The striking visual palette and aesthetic vision of the film cannot go unnoticed. Bradford Young's cinematography effortlessly evokes a sense of awe intertwined with an underlying dread, perfectly capturing the movie's somber tone. The delineation of the intricate, mirrored alien language, in comparison to the conventional linear nature of human languages, adds an arresting visual magnificence to the movie, lacing it with deeper philosophical implications.

In terms of sound and music, the film hits the right notes. Johann Johannsson's haunting score enhances the enigmatic mood of the film. His use of human voices manipulated into alien-like tones further blurs the line between the familiar and the unknown, effectively keeping the audience on edge.

“Arrival” also excels in its philosophical and intellectual undertones. The exploration of the Sapir-Whorf hypothesis, the proposition that the structure of a language affects the speaker's world perception and cognitive categories, plays a vital role in the narrative. This amplifies the traditional premise of aliens, infusing it with a more profound meaning, relevant to humanity's understanding of their world.

What truly sets the film apart is its emotional resonance. Unlike many sci-fi blockbusters, “Arrival” doesn't lose sight of its humanity amidst the grandeur of the alien encounter. It places the fragility, resilience, and complexity of human emotions at the core, binding the audience to the characters, making them invest in their journey.

Denis Villeneuve's “Arrival” is a masterclass in science fiction filmmaking. It breaks free from the shackles of expected alien invasion tropes, offering a meditative exploration of human emotion, existence, and the power of communication. The film surprises you, empowers you, and leaves you pondering over the infinite puzzles of life long after the credits have rolled.

“Arrival” takes the genre of sci-fi and places it firmly into the language of high cinematic art. By doing so, it unleashes an enigma – both unpredictable and profound, that adds a new dimension to our understanding of the mysterious universe around us. For its intelligence, emotional depth, and pure cinematic beauty, “Arrival” comes highly recommended for anyone seeking a thoughtful and exceptional science fiction film.

Share this article: An Enigma Unleashed: A Review of Arrival (2016)

Facebook
LinkedIn
WhatsApp
Pinterest
Twitter
Email

MORE TOPICS

The Forger

Learning that his teenage son Will (Tye Sheridan) has been diagnosed with cancer, Ray Cutter (John Travolta) manages to get out of prison nine months ahead of schedule to rejoin the household where Ray’s spry, ornery dad, Joseph (Christopher Plummer), has been caring for Will in Ray’s absence.

Oculus

Co-writer/director Mike Flanagan’s Oculus introduces audiences to a new kind of terror: the eerily inscrutable Lasser Glass.
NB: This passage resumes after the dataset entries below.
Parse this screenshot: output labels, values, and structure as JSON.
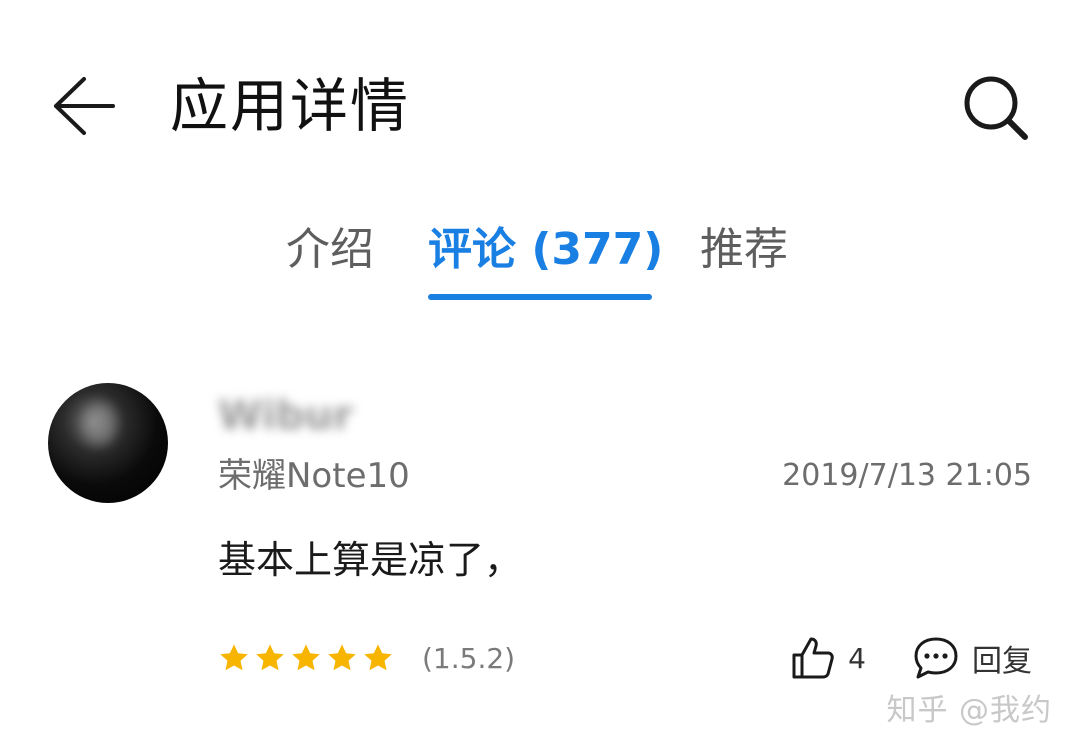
{
  "header": {
    "title": "应用详情",
    "back_icon": "arrow-left-icon",
    "search_icon": "search-icon"
  },
  "tabs": [
    {
      "label": "介绍",
      "active": false
    },
    {
      "label": "评论 (377)",
      "active": true
    },
    {
      "label": "推荐",
      "active": false
    }
  ],
  "colors": {
    "accent": "#1a7fe3",
    "star": "#f7b500"
  },
  "review": {
    "username": "Wibur",
    "device": "荣耀Note10",
    "timestamp": "2019/7/13 21:05",
    "text": "基本上算是凉了，",
    "rating": 5,
    "rating_max": 5,
    "version": "(1.5.2)",
    "likes": "4",
    "reply_label": "回复"
  },
  "watermark": "知乎 @我约"
}
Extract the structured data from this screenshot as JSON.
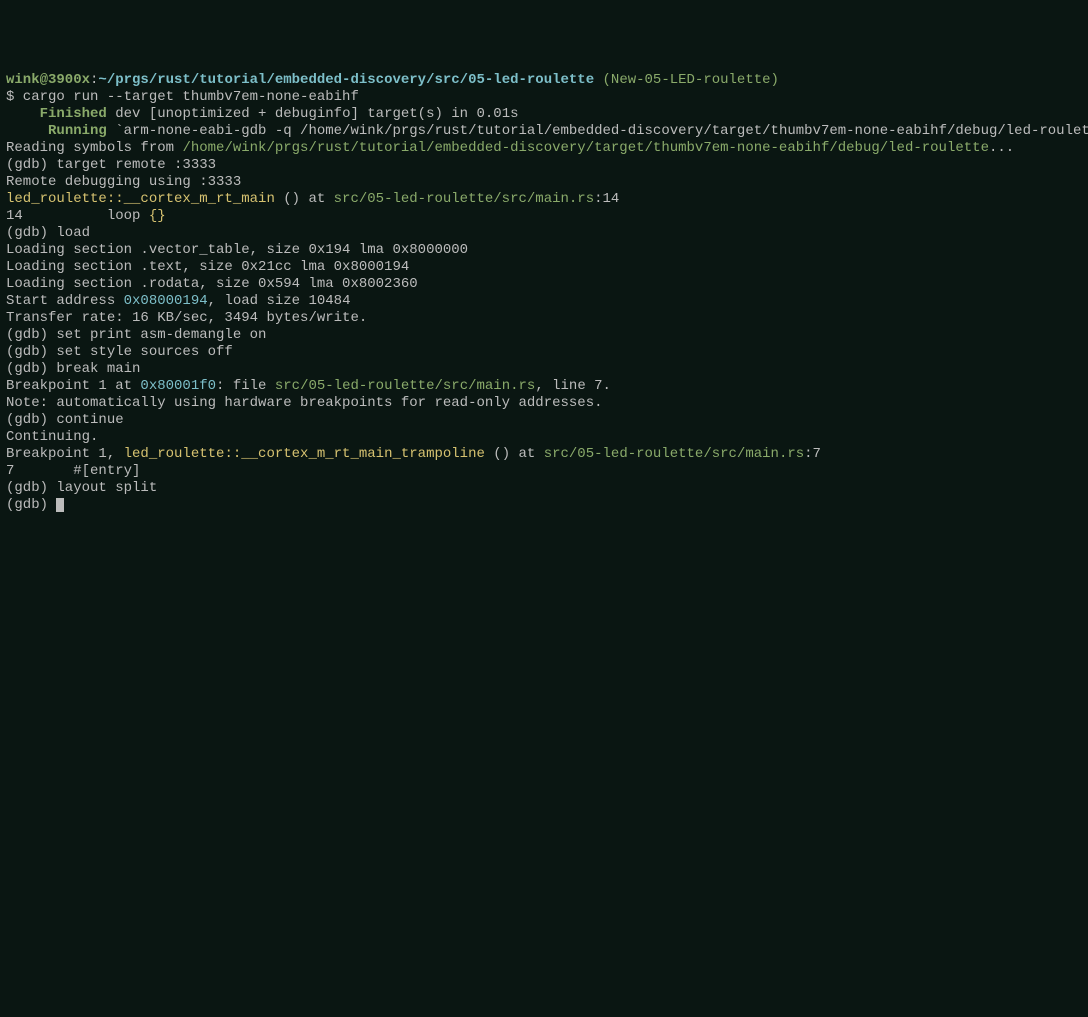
{
  "prompt": {
    "user_host": "wink@3900x",
    "colon": ":",
    "cwd": "~/prgs/rust/tutorial/embedded-discovery/src/05-led-roulette",
    "branch": " (New-05-LED-roulette)"
  },
  "lines": {
    "l01": "$ cargo run --target thumbv7em-none-eabihf",
    "l02a": "    ",
    "l02b": "Finished",
    "l02c": " dev [unoptimized + debuginfo] target(s) in 0.01s",
    "l03a": "     ",
    "l03b": "Running",
    "l03c": " `arm-none-eabi-gdb -q /home/wink/prgs/rust/tutorial/embedded-discovery/target/thumbv7em-none-eabihf/debug/led-roulette`",
    "l04a": "Reading symbols from ",
    "l04b": "/home/wink/prgs/rust/tutorial/embedded-discovery/target/thumbv7em-none-eabihf/debug/led-roulette",
    "l04c": "...",
    "l05": "(gdb) target remote :3333",
    "l06": "Remote debugging using :3333",
    "l07a": "led_roulette::__cortex_m_rt_main",
    "l07b": " () at ",
    "l07c": "src/05-led-roulette/src/main.rs",
    "l07d": ":14",
    "l08a": "14          loop ",
    "l08b": "{}",
    "l09": "(gdb) load",
    "l10": "Loading section .vector_table, size 0x194 lma 0x8000000",
    "l11": "Loading section .text, size 0x21cc lma 0x8000194",
    "l12": "Loading section .rodata, size 0x594 lma 0x8002360",
    "l13a": "Start address ",
    "l13b": "0x08000194",
    "l13c": ", load size 10484",
    "l14": "Transfer rate: 16 KB/sec, 3494 bytes/write.",
    "l15": "(gdb) set print asm-demangle on",
    "l16": "(gdb) set style sources off",
    "l17": "(gdb) break main",
    "l18a": "Breakpoint 1 at ",
    "l18b": "0x80001f0",
    "l18c": ": file ",
    "l18d": "src/05-led-roulette/src/main.rs",
    "l18e": ", line 7.",
    "l19": "Note: automatically using hardware breakpoints for read-only addresses.",
    "l20": "(gdb) continue",
    "l21": "Continuing.",
    "l22": "",
    "l23a": "Breakpoint 1, ",
    "l23b": "led_roulette::__cortex_m_rt_main_trampoline",
    "l23c": " () at ",
    "l23d": "src/05-led-roulette/src/main.rs",
    "l23e": ":7",
    "l24": "7       #[entry]",
    "l25": "(gdb) layout split",
    "l26": "(gdb) "
  }
}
This beautiful antique mirror is no ordinary villain.

An Intense Journey into Music’s Dark Side: A Review of Whiplash (2014)

Whiplash will be remembered as a powerful piece of cinema that offers a fresh perspective on the complex relationship between a mentor and a student. Its compelling narrative, bolstered by turbo-charged performances, crackling dialogue, and a driving jazz soundtrack, leaves an indelible impact on the viewer.

Eye in the Sky

Taking place in near real-time across four continents, Eye in the Sky is a white-knuckle thriller that tackles the moral ambiguities of modern-day warfare head on. With a top-flight ensemble cast, the film deftly explores a political, legal and moral minefield in which every decision comes at a steep price.

The Devil Inside

The Devil Inside is an horror thriller centered on a woman who has been led to believe her mother brutally murdered three people because she was clinically insane. After being told the murders occurred during an exorcism, she sets out to discover the truth

Spider-Man: Far From Home

Columbia Pictures presents a MARVEL Studios / Pascal Pictures production, Spider-Man™: Far From Home. Starring Tom Holland, Samuel L. Jackson, Zendaya, Cobie Smulders, Jon Favreau, JB Smoove, Jacob Batalon, Martin Starr, with Marisa Tomei and Jake Gyllenhaal. Directed by Jon Watts.